6     So the right way to think about using credit card is first, you must make sure that your income is sufficient to pay off the credit card bills quite soon, in a few months, not years. However, sometimes we do have large expenditure items such as renovations for your flat, going on a holiday, or buying that special gift, and you need to save up. One way to do that is to Pledge to Stash, and start saving up for it today. This makes your savings regular and automatic, and you will see how your stash grows month on month towards meeting your goals.

7     So I hope I have convinced you that financial literacy is useful and important, and it is easy for you to learn it.  That is why we have the MoneySense programme.  Over the past 15 years, MoneySense has worked with many partners to bring financial education to Singaporeans using different platforms and ways.  We have set up the MoneySense Council, to bring public agencies and private sector partners together to do this better.

8     MoneySense will make money matters simple - so that you can be confident to take charge of your finances.  It will provide you with the necessary guidance and tools.   It will organise workshops and seminars, and put out useful tips through social media and events such as this one.  Today, let me talk about two new initiatives.

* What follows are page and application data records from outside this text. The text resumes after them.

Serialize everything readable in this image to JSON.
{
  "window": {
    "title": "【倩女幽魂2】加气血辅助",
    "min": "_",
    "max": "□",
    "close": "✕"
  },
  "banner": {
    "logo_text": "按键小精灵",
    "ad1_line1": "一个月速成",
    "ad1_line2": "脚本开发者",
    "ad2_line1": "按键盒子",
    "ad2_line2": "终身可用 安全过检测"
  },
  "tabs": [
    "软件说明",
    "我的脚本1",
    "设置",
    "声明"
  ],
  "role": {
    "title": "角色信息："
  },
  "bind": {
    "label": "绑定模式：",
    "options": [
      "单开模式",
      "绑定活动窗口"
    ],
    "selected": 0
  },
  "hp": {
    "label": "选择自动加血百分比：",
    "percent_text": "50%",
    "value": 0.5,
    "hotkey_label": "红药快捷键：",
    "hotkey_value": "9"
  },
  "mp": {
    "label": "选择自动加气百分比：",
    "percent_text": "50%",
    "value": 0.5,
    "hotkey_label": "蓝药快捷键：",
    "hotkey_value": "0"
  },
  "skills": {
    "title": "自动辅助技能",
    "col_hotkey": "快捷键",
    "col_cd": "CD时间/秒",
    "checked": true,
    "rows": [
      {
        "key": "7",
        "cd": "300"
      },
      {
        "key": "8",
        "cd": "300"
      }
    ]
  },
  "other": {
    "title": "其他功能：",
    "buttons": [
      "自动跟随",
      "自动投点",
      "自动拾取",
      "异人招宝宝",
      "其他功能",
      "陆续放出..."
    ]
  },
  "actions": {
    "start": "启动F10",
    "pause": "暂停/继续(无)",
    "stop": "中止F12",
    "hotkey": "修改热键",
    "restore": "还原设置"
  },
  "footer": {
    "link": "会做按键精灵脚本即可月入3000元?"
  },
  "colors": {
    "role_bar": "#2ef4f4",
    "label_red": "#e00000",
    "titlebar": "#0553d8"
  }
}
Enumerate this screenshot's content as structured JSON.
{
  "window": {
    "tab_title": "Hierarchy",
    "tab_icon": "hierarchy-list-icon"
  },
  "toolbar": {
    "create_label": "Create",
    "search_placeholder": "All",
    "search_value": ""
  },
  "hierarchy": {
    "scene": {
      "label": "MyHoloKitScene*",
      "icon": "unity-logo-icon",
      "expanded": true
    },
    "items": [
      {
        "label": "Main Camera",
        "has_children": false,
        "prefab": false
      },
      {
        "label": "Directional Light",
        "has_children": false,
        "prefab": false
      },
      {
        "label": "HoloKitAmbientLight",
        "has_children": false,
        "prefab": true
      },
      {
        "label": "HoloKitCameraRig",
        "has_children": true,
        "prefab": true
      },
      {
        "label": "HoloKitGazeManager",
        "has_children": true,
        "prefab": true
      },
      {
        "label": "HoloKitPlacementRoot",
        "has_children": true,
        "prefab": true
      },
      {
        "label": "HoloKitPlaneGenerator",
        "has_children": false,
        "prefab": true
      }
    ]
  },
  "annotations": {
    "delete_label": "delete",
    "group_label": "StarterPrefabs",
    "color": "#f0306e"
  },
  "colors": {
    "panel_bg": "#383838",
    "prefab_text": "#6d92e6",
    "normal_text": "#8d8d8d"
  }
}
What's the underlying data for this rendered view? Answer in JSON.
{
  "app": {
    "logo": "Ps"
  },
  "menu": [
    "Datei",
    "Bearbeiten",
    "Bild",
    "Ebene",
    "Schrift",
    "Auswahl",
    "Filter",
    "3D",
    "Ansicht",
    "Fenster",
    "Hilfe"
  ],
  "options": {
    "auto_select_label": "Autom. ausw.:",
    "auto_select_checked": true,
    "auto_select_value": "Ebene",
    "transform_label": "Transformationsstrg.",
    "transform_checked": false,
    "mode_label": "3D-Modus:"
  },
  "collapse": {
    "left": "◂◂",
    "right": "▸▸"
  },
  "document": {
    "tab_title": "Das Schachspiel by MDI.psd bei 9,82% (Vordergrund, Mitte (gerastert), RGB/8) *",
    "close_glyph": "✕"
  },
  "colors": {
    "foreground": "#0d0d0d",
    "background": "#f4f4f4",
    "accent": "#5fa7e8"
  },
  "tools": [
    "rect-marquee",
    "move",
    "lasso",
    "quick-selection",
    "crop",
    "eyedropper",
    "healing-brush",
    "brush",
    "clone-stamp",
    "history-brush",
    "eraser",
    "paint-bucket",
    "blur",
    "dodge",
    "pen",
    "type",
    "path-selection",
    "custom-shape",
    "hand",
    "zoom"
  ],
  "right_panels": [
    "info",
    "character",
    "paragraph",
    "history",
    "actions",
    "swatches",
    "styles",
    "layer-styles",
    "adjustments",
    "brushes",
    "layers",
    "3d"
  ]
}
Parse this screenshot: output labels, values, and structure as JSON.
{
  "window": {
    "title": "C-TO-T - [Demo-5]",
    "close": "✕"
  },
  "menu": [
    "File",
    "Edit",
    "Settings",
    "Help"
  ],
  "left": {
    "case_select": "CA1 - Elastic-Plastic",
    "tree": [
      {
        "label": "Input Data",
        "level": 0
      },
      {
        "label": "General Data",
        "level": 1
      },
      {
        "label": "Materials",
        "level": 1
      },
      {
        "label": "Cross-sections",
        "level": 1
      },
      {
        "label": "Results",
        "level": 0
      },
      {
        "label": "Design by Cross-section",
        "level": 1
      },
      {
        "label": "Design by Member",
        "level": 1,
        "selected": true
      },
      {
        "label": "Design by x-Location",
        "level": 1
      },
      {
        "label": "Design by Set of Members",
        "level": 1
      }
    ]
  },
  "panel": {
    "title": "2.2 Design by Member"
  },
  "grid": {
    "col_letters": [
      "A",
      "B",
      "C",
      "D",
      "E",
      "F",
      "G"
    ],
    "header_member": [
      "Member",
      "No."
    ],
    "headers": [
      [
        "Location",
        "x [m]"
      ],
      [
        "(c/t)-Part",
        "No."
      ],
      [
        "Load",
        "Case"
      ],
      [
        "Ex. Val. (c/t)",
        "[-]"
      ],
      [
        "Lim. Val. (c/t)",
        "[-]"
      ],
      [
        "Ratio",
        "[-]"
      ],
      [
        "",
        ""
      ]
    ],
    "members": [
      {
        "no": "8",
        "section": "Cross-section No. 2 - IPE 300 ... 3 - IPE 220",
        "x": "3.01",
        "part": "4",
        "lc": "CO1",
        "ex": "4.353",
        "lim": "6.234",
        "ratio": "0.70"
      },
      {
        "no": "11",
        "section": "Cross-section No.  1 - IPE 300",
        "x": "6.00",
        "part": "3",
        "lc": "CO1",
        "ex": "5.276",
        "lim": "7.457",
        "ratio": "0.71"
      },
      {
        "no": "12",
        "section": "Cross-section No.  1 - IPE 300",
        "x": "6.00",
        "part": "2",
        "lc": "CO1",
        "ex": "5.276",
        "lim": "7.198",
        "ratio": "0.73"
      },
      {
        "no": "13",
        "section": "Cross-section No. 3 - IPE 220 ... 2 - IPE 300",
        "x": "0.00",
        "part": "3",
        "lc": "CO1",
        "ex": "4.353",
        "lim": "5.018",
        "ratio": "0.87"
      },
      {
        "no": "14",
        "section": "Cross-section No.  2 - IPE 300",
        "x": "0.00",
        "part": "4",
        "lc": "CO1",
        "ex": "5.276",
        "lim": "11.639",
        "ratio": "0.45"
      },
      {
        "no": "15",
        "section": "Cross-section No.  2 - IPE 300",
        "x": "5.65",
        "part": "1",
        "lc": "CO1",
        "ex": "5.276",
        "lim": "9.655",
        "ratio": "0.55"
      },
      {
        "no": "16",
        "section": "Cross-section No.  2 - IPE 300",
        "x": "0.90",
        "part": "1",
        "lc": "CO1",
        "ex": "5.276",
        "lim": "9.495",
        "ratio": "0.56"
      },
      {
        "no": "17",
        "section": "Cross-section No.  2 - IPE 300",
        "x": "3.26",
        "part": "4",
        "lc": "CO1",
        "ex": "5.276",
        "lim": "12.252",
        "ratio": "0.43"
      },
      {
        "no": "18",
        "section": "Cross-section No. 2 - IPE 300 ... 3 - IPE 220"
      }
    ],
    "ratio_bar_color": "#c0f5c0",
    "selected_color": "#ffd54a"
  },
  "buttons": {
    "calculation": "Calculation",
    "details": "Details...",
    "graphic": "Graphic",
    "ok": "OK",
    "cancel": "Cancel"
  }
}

9     First, we going to support the young to learn financial literacy.  Our schools have already been doing a good job on this front. Our children are taught the difference between “What I need” and “What I want”, and are encouraged to develop the habit of waiting, delaying gratification. In schools I know for example, they have rooms now for children to play video games where they get to win and collect tokens, which teach them about delaying gratification. They also learn good math which is useful for financial literacy.

10     As part of a pilot project, 7,000 Polytechnic and ITE students took a financial education module this year. The students learnt how to budget and review their expenses towards their goals, and discover their personal money habits. They also learnt how compound interest can work to their benefit, just like I had shared earlier on. This helps to better prepare them to manage their own money when they move on to working life. The students found the module useful, and so we will fully roll it out for all Year 1 Polytechnic and ITE students from next year.

11     Second, we are starting a free, online Financial Health Check service.  Staying healthy financially is similar to how we stay physically healthy. We always ask people to go for physical check-up from time to time to make sure we are healthy and the signs are positive, Likewise, it is also important from time to time for us to check our financial health, to make sure that we are healthy financially. So this is a fuss-free, five-minute online questionnaire, where you answer a few questions to get a quick sense of how financially “healthy” you are, and if there are areas you should look at more closely.

12     The Financial Health Check covers how you are managing your money, insurance coverage, investments, and retirement plans. At the end of check, you will get three simple steps on how to improve your financial health.  So go check your financial health today, at the circular health check booth at this roadshow. It is also available on the MoneySense website.

13     Currently, most of the guides and tools on the website are in English, but we are working towards a multi-lingual website. I think that it is important to reach out to as many residents as we can. There are already handy mini-books covering basic money management concepts in Mandarin, Malay and Tamil which you can download for free from the website.

14     I hope I have convinced you on the need for financial literacy and I hope our residents will make full use of all the help available here today, and start taking steps towards a financially healthier you.